Patients with depression who don't respond to antidepressants could find relief from their symptoms by the addition of talk therapy, a new study says.
"It is well recognized that only about a third of patients respond fully to antidepressants," ABC News reported. "But there's little evidence as to next-step treatment for these nonresponders, particularly with regard to (cognitive behavioral therapy)."
The report was published Dec. 7 online in The Lancet.
Researchers randomly assigned more than 400 people suffering from depression to six weeks of antidepressant therapy, in addition to their medication. Some received cognitive behavioral therapy, while others did not.
Six months into the study, the study showed that 46 percent of those receiving CBT improved, while 22 percent of those on medication alone showed improvement.

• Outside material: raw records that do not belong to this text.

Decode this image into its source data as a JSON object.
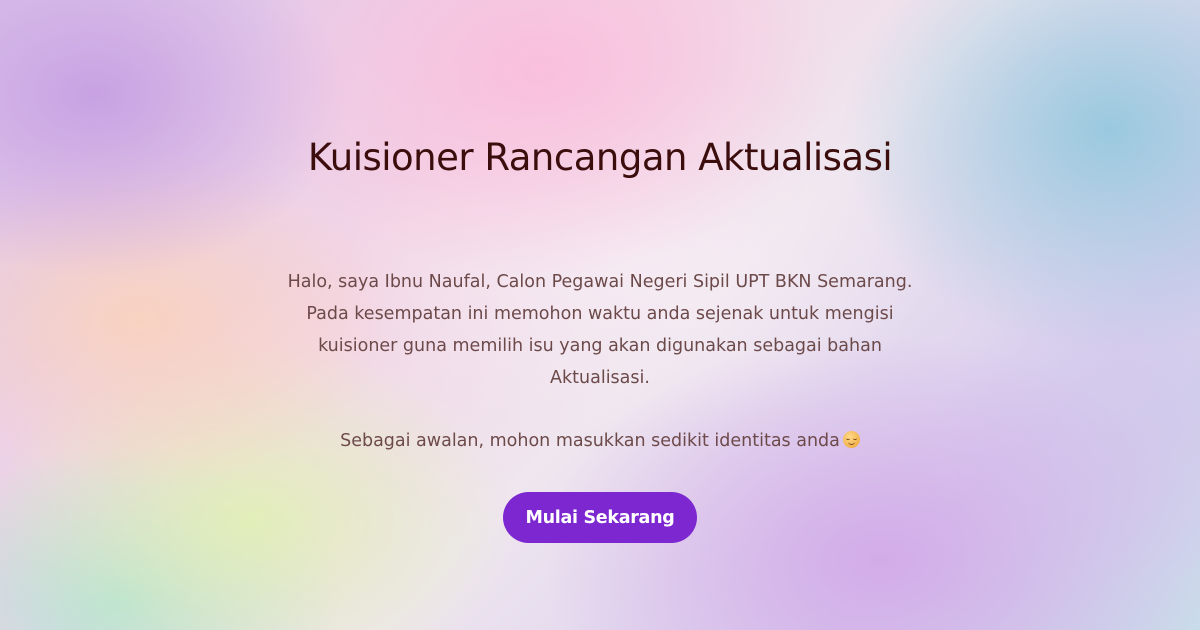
{
  "hero": {
    "title": "Kuisioner Rancangan Aktualisasi",
    "description": "Halo, saya Ibnu Naufal, Calon Pegawai Negeri Sipil UPT BKN Semarang. Pada kesempatan ini memohon waktu anda sejenak untuk mengisi kuisioner guna memilih isu yang akan digunakan sebagai bahan Aktualisasi.",
    "prompt": "Sebagai awalan, mohon masukkan sedikit identitas anda",
    "prompt_icon": "smiling-face-icon",
    "cta_label": "Mulai Sekarang"
  },
  "colors": {
    "title": "#3b0d0d",
    "body_text": "#6d4a4a",
    "button_bg": "#7d27d0",
    "button_text": "#ffffff"
  }
}
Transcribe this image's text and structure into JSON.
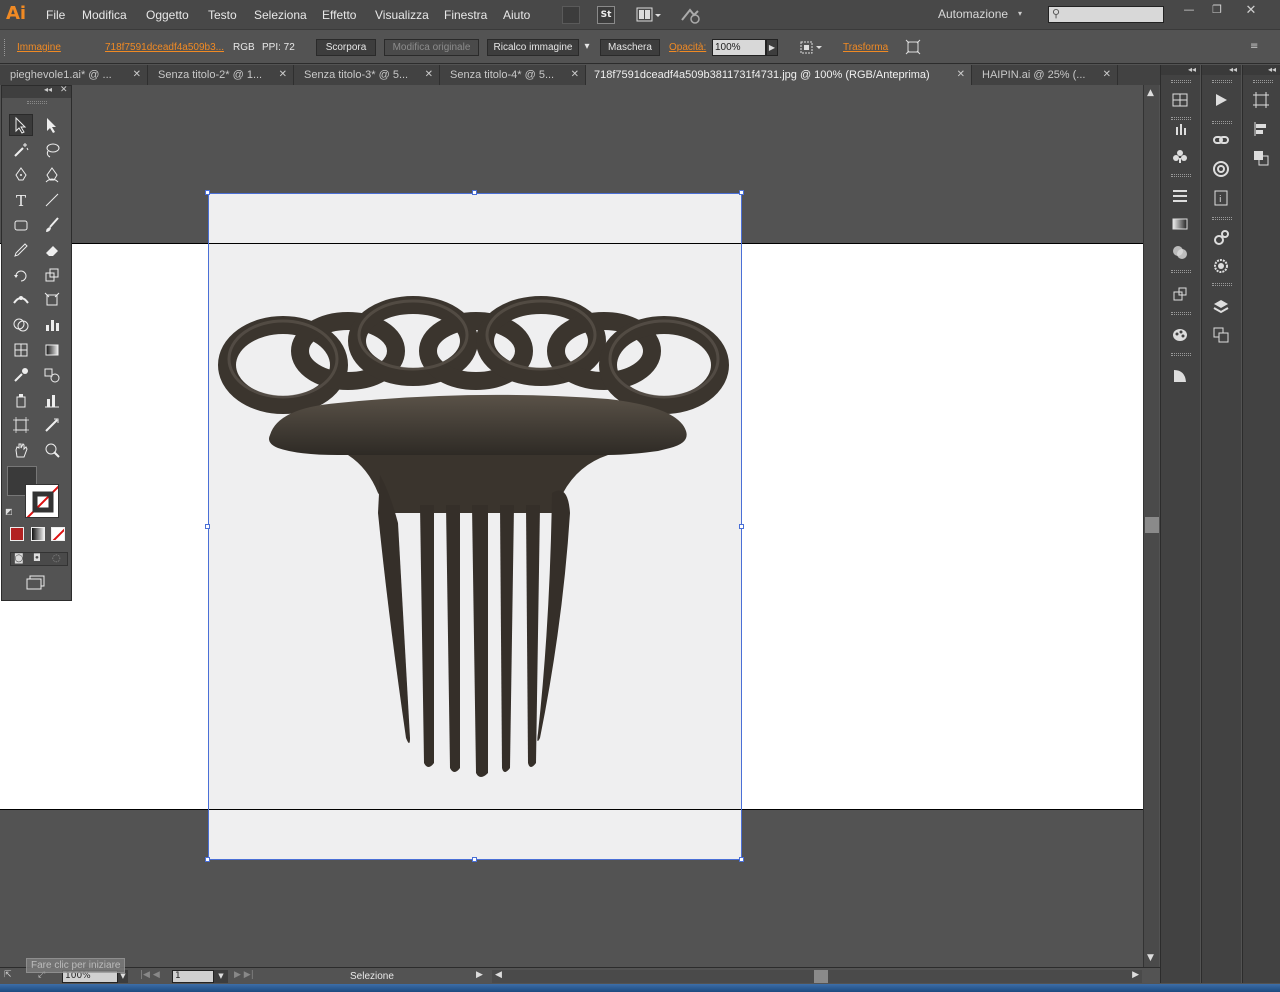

The results were consistent a year later, researchers noted.
"When people with depression have not responded to treatment with antidepressants, receiving cognitive behavioral therapy in addition to continuing on medication as part of usual care, reduces depressive symptoms and improves quality of life," said lead researcher Nicola Wiles, a senior lecturer in epidemiology at the University of Bristol (United Kingdom).
There is no "one-size-fits-all" treatment for those with mental health problems, Paul Farmer, chief executive at the mental health charity Mind, told BBC. "We welcome this research because it recognizes that patients should have the right to a wide range of treatment options based on individual needs."
Cognitive behavioral therapy is often suggested as the next-step treatment option for patients in primary care who haven't responded to antidepressants, Simon Rego, director of psychology training at Montefiore Medical Center/Albert Einstein College of Medicine in New York City, told U.S. News. "These results should provide hope to a wide range of depressed patients who are initially prescribed an antidepressant but fail to respond fully to it."